But did he sulk at it? No! He turned right back around, smiled at her devilish grin, and pressed his mouth to hers as they both tumbled back into the surf. His full unraveling had left no part of him shakable in her drenching downpours. And she delighted in having him marvel at her questions, and she opened all flowers to him, knowing he was no longer there to prove anything to her or himself.
For he, in finding her heart, in finding the birthplace of the wind, of the most unknowable question, had come to know something about it yet.
He did not survive off of the sweet smell of her roses. Nor would he perish in her earthquakes. He stood instead, through all of it, from the depth of his own knowings and not knowings, holding the beauty of every twist and turn of her question.
And so they went on together, dancing and exploring. He made love to her in the rain and carried her through the desert sun. He met her crying eyes and raging screams and joyful laughter with the embrace of one who feels the truth of things deeply. The truth of both answers and questions.
And she filled his heart with so much wonder and adventure, that everyday he could explore new parts of her and him, and of the land they cultivated together.
Until one day he remembered back to a time that seemed ages ago, faded as through from a dream. He remembered the day he had set forth with two desires. To find a maiden to share his knowings with, and to know how to share them.
And he realized he had found what he was looking for, though not as expected. No, he did not find out how to articulate his knowings. He found that which is far more brilliant than an answer. He found the birthplace of a never-ending question. And what’s more, he had found it inside the very heart and essence of the maiden he came to love, and inside his own.
He did not fear her anymore, and so he did not fear all things. For as the master of answers and the maiden of questions lay softly, unfurling their hearts to one another, their threads were truly tied up together and what once was two hearts became one. The hiding and seeking, the asking and telling, the knowing and the mystery.

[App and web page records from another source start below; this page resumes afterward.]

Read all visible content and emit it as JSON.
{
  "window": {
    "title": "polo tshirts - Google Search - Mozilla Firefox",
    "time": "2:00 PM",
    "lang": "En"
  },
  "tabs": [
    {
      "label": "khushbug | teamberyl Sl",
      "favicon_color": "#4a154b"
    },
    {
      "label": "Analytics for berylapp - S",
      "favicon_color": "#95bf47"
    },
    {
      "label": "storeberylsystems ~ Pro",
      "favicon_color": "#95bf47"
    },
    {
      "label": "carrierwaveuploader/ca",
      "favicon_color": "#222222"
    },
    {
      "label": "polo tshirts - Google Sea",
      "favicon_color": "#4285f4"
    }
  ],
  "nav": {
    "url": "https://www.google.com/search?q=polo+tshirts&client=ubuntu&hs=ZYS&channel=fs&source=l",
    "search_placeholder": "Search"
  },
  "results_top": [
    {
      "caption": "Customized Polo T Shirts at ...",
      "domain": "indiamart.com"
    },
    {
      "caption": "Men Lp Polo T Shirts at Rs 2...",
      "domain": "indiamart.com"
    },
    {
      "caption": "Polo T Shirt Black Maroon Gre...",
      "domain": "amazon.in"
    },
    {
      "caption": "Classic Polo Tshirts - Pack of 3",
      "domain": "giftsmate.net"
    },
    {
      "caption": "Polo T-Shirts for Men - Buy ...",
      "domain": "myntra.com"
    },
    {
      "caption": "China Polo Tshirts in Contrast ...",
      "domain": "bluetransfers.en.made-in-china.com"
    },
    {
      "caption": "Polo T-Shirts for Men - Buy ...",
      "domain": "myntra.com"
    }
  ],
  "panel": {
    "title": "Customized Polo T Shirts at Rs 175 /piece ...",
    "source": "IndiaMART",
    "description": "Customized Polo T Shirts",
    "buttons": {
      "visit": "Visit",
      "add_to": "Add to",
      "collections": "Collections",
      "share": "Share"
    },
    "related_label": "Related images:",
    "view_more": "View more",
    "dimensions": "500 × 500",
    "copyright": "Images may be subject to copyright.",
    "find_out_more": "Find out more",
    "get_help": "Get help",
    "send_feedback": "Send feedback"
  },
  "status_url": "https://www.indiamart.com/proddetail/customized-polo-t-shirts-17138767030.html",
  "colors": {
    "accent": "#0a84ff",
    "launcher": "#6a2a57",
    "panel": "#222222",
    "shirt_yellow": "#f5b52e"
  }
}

They had fallen in love with the dance that binds us all to the tumbling on of time. The same question at the center of her heart and his.
And they rejoiced to sing it ever on.